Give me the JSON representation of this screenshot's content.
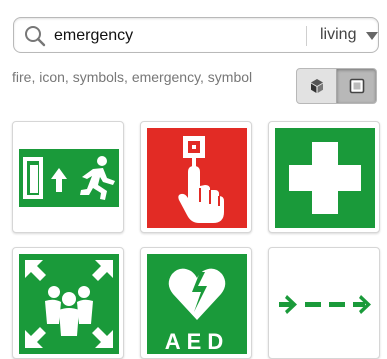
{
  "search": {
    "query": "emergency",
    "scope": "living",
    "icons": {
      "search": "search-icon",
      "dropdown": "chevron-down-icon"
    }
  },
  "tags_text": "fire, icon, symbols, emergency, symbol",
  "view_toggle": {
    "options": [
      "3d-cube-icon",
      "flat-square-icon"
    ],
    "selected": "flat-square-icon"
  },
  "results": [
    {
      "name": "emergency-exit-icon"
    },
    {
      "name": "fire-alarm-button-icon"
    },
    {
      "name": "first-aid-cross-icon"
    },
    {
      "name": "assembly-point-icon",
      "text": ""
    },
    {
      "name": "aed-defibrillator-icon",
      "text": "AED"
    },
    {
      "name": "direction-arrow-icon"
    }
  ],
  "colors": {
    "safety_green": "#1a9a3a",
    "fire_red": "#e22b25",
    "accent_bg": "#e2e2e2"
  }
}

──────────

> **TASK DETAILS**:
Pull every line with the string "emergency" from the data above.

> **SOLUTION BELOW**:
    "query": "emergency",
  "tags_text": "fire, icon, symbols, emergency, symbol",
      "name": "emergency-exit-icon"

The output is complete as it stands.